= Materials provided =
• • • • •
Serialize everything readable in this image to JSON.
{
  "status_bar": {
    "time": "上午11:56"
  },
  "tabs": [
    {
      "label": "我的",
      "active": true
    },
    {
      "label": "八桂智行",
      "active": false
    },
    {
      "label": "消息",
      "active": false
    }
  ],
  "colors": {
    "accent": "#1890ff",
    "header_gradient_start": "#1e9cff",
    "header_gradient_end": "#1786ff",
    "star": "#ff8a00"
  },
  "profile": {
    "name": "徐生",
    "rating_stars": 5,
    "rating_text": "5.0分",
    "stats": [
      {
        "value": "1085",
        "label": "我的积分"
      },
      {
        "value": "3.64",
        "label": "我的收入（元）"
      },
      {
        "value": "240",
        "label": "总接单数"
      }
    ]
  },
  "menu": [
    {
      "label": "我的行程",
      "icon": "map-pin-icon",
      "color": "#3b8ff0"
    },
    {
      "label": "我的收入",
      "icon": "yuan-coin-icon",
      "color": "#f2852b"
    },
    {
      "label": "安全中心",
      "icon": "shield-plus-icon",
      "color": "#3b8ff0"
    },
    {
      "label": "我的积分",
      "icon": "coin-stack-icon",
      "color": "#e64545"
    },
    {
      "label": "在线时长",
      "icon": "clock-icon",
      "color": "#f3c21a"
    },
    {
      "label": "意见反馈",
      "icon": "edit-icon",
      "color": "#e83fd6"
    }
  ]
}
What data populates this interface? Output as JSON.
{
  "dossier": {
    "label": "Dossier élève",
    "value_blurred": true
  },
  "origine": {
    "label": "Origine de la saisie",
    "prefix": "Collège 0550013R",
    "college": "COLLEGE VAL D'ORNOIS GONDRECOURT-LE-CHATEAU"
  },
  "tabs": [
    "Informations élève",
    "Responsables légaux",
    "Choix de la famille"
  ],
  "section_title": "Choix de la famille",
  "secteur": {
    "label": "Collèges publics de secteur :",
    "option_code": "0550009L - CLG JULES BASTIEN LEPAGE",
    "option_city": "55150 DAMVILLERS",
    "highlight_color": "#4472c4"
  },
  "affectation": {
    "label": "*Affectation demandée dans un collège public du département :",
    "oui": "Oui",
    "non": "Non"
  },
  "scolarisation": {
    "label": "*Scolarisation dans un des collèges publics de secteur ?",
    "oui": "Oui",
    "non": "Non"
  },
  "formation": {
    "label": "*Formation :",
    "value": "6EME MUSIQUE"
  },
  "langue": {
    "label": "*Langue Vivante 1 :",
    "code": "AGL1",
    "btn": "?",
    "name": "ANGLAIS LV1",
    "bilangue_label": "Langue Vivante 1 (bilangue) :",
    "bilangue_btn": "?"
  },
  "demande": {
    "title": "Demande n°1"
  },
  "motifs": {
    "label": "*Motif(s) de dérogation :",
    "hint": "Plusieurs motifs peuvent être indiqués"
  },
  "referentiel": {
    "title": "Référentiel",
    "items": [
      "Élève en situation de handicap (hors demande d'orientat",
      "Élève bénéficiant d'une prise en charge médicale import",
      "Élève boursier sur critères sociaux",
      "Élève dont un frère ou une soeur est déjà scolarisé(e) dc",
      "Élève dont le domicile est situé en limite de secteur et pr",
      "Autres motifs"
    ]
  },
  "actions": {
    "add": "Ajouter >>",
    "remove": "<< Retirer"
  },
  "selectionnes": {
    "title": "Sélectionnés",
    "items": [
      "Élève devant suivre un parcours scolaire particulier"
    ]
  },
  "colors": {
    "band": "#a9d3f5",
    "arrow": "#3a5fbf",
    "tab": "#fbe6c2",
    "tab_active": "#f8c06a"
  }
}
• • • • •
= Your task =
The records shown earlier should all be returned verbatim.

= Exercise output =
Serialize everything readable in this image to JSON.
{
  "status_bar": {
    "time": "上午11:56"
  },
  "tabs": [
    {
      "label": "我的",
      "active": true
    },
    {
      "label": "八桂智行",
      "active": false
    },
    {
      "label": "消息",
      "active": false
    }
  ],
  "colors": {
    "accent": "#1890ff",
    "header_gradient_start": "#1e9cff",
    "header_gradient_end": "#1786ff",
    "star": "#ff8a00"
  },
  "profile": {
    "name": "徐生",
    "rating_stars": 5,
    "rating_text": "5.0分",
    "stats": [
      {
        "value": "1085",
        "label": "我的积分"
      },
      {
        "value": "3.64",
        "label": "我的收入（元）"
      },
      {
        "value": "240",
        "label": "总接单数"
      }
    ]
  },
  "menu": [
    {
      "label": "我的行程",
      "icon": "map-pin-icon",
      "color": "#3b8ff0"
    },
    {
      "label": "我的收入",
      "icon": "yuan-coin-icon",
      "color": "#f2852b"
    },
    {
      "label": "安全中心",
      "icon": "shield-plus-icon",
      "color": "#3b8ff0"
    },
    {
      "label": "我的积分",
      "icon": "coin-stack-icon",
      "color": "#e64545"
    },
    {
      "label": "在线时长",
      "icon": "clock-icon",
      "color": "#f3c21a"
    },
    {
      "label": "意见反馈",
      "icon": "edit-icon",
      "color": "#e83fd6"
    }
  ]
}
What data populates this interface? Output as JSON.
{
  "dossier": {
    "label": "Dossier élève",
    "value_blurred": true
  },
  "origine": {
    "label": "Origine de la saisie",
    "prefix": "Collège 0550013R",
    "college": "COLLEGE VAL D'ORNOIS GONDRECOURT-LE-CHATEAU"
  },
  "tabs": [
    "Informations élève",
    "Responsables légaux",
    "Choix de la famille"
  ],
  "section_title": "Choix de la famille",
  "secteur": {
    "label": "Collèges publics de secteur :",
    "option_code": "0550009L - CLG JULES BASTIEN LEPAGE",
    "option_city": "55150 DAMVILLERS",
    "highlight_color": "#4472c4"
  },
  "affectation": {
    "label": "*Affectation demandée dans un collège public du département :",
    "oui": "Oui",
    "non": "Non"
  },
  "scolarisation": {
    "label": "*Scolarisation dans un des collèges publics de secteur ?",
    "oui": "Oui",
    "non": "Non"
  },
  "formation": {
    "label": "*Formation :",
    "value": "6EME MUSIQUE"
  },
  "langue": {
    "label": "*Langue Vivante 1 :",
    "code": "AGL1",
    "btn": "?",
    "name": "ANGLAIS LV1",
    "bilangue_label": "Langue Vivante 1 (bilangue) :",
    "bilangue_btn": "?"
  },
  "demande": {
    "title": "Demande n°1"
  },
  "motifs": {
    "label": "*Motif(s) de dérogation :",
    "hint": "Plusieurs motifs peuvent être indiqués"
  },
  "referentiel": {
    "title": "Référentiel",
    "items": [
      "Élève en situation de handicap (hors demande d'orientat",
      "Élève bénéficiant d'une prise en charge médicale import",
      "Élève boursier sur critères sociaux",
      "Élève dont un frère ou une soeur est déjà scolarisé(e) dc",
      "Élève dont le domicile est situé en limite de secteur et pr",
      "Autres motifs"
    ]
  },
  "actions": {
    "add": "Ajouter >>",
    "remove": "<< Retirer"
  },
  "selectionnes": {
    "title": "Sélectionnés",
    "items": [
      "Élève devant suivre un parcours scolaire particulier"
    ]
  },
  "colors": {
    "band": "#a9d3f5",
    "arrow": "#3a5fbf",
    "tab": "#fbe6c2",
    "tab_active": "#f8c06a"
  }
}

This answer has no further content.